Data shown START

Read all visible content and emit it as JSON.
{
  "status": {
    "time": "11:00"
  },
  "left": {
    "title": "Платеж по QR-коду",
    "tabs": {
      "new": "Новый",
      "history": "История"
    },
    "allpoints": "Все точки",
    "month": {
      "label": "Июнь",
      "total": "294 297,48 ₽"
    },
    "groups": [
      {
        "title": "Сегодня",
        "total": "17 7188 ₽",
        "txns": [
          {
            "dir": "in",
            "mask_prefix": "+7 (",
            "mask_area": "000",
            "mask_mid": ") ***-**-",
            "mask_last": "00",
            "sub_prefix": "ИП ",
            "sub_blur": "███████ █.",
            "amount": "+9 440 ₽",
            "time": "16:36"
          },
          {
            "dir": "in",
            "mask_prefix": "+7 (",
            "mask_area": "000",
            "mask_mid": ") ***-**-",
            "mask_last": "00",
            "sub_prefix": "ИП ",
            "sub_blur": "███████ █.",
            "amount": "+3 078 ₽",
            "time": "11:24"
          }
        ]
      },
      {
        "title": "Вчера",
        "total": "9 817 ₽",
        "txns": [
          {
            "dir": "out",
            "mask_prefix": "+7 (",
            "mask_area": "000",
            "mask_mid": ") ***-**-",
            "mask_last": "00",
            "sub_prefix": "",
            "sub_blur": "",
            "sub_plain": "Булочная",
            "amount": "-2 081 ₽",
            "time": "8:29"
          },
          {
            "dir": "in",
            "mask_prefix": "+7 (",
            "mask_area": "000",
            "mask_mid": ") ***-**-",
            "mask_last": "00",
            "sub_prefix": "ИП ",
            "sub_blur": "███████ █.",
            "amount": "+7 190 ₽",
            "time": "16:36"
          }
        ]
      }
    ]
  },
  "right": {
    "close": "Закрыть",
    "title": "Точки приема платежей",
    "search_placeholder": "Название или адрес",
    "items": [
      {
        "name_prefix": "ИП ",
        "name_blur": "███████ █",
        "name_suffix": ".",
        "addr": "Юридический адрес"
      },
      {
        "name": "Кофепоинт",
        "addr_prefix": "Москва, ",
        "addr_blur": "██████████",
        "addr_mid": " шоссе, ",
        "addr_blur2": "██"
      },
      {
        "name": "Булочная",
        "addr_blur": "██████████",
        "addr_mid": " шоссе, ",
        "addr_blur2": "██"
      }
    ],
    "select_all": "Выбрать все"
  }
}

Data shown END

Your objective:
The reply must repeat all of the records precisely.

Your response:
Read all visible content and emit it as JSON.
{
  "status": {
    "time": "11:00"
  },
  "left": {
    "title": "Платеж по QR-коду",
    "tabs": {
      "new": "Новый",
      "history": "История"
    },
    "allpoints": "Все точки",
    "month": {
      "label": "Июнь",
      "total": "294 297,48 ₽"
    },
    "groups": [
      {
        "title": "Сегодня",
        "total": "17 7188 ₽",
        "txns": [
          {
            "dir": "in",
            "mask_prefix": "+7 (",
            "mask_area": "000",
            "mask_mid": ") ***-**-",
            "mask_last": "00",
            "sub_prefix": "ИП ",
            "sub_blur": "███████ █.",
            "amount": "+9 440 ₽",
            "time": "16:36"
          },
          {
            "dir": "in",
            "mask_prefix": "+7 (",
            "mask_area": "000",
            "mask_mid": ") ***-**-",
            "mask_last": "00",
            "sub_prefix": "ИП ",
            "sub_blur": "███████ █.",
            "amount": "+3 078 ₽",
            "time": "11:24"
          }
        ]
      },
      {
        "title": "Вчера",
        "total": "9 817 ₽",
        "txns": [
          {
            "dir": "out",
            "mask_prefix": "+7 (",
            "mask_area": "000",
            "mask_mid": ") ***-**-",
            "mask_last": "00",
            "sub_prefix": "",
            "sub_blur": "",
            "sub_plain": "Булочная",
            "amount": "-2 081 ₽",
            "time": "8:29"
          },
          {
            "dir": "in",
            "mask_prefix": "+7 (",
            "mask_area": "000",
            "mask_mid": ") ***-**-",
            "mask_last": "00",
            "sub_prefix": "ИП ",
            "sub_blur": "███████ █.",
            "amount": "+7 190 ₽",
            "time": "16:36"
          }
        ]
      }
    ]
  },
  "right": {
    "close": "Закрыть",
    "title": "Точки приема платежей",
    "search_placeholder": "Название или адрес",
    "items": [
      {
        "name_prefix": "ИП ",
        "name_blur": "███████ █",
        "name_suffix": ".",
        "addr": "Юридический адрес"
      },
      {
        "name": "Кофепоинт",
        "addr_prefix": "Москва, ",
        "addr_blur": "██████████",
        "addr_mid": " шоссе, ",
        "addr_blur2": "██"
      },
      {
        "name": "Булочная",
        "addr_blur": "██████████",
        "addr_mid": " шоссе, ",
        "addr_blur2": "██"
      }
    ],
    "select_all": "Выбрать все"
  }
}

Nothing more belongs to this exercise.